It’s not every day that you hear about rhinos being transported by plane!
But recently, conservationists celebrated the largest single transport of thirty white rhinos. The rhinos flew 2,000 miles from South Africa’s Phinda Private Game Reserve to their new home, the Akagera National Park in eastern Rwanda.
The park will provide a safe environment for the white rhinos, as they are under the constant threat of poachers in South Africa.
Once a common sight across sub-Saharan Africa, the white rhinos are now only found in South Africa, Namibia, Zimbabwe, and Kenya. White rhinos move in small groups and play a major role in the ecosystem by grazing on the land and pushing back bushes.
There are two species of white rhinos - the southern and the northern. Previously, the southern rhinos were near the brink of extinction. They were victims of uncontrolled hunting by European colonists, and since the 1970s, for the illegal poaching for their horns.
A surprise discovery of 100 southern white rhinos in the late 1990s gave conservationists hope. Thanks to years of protection, their population has rebounded to nearly 20,000 today. Since then, authorities have re-classified the southern white rhinos from "endangered" to "near-threatened."

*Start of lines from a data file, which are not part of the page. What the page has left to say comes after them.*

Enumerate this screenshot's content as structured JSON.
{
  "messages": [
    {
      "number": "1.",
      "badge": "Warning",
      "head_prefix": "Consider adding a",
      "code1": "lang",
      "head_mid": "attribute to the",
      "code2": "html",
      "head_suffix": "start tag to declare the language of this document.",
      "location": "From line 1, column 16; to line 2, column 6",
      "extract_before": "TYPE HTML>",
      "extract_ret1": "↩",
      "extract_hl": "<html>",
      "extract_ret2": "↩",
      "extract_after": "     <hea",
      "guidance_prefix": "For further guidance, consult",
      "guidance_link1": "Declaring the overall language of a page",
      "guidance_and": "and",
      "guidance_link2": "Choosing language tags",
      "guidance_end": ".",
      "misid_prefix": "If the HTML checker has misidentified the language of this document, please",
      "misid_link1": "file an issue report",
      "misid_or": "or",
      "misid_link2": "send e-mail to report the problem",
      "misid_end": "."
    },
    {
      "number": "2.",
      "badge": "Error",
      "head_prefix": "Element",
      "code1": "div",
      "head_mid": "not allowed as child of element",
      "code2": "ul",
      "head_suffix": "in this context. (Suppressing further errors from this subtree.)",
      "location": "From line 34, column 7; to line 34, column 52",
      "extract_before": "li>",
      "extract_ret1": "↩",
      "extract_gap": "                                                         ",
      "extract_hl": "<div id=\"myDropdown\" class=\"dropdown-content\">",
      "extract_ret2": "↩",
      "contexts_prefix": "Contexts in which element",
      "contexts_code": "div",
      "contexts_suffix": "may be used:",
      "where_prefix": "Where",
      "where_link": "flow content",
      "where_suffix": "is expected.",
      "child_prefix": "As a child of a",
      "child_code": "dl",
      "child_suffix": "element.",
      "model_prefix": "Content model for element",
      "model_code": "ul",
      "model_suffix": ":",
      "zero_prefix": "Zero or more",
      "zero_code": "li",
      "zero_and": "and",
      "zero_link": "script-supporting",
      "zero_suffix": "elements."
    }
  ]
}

But the northern white rhinos are near extinct, with only two females remaining who are too old to reproduce. Researchers have used in-vitro fertilization by combining the sperm of deceased white males and eggs from the females to create embryos. The embryos are frozen and will eventually be planted in southern white rhinos.
Why Were They Flown?
The main goal of the project is to expand the rhinos’ habitat range to give them more protection.
By spreading the population out, it is harder for poachers to get to them and improves the animals' chances of breeding. Authorities have fit each rhino with a tracker. An anti-poaching canine unit and a helicopter surveillance team have also been deployed.
The animals will have to adjust to their new environment at Akagera National Park. Since the area is home to the tsetse fly that can carry a disease that is fatal to the animals, park officials have installed fly traps. The rhinos will also need to adjust to the new plants in the area that they will feed on.
Rhinos are an important part of sub-Saharan Africa’s complex, biodiverse ecosystem. With Akegara National Park predicted to become a valuable sanctuary for white and black rhinos, there is the hope of bringing these animals back to their original population and habitats.
Sources: NPR, Al Jazeera, WWF, The Conversation, Ecowatch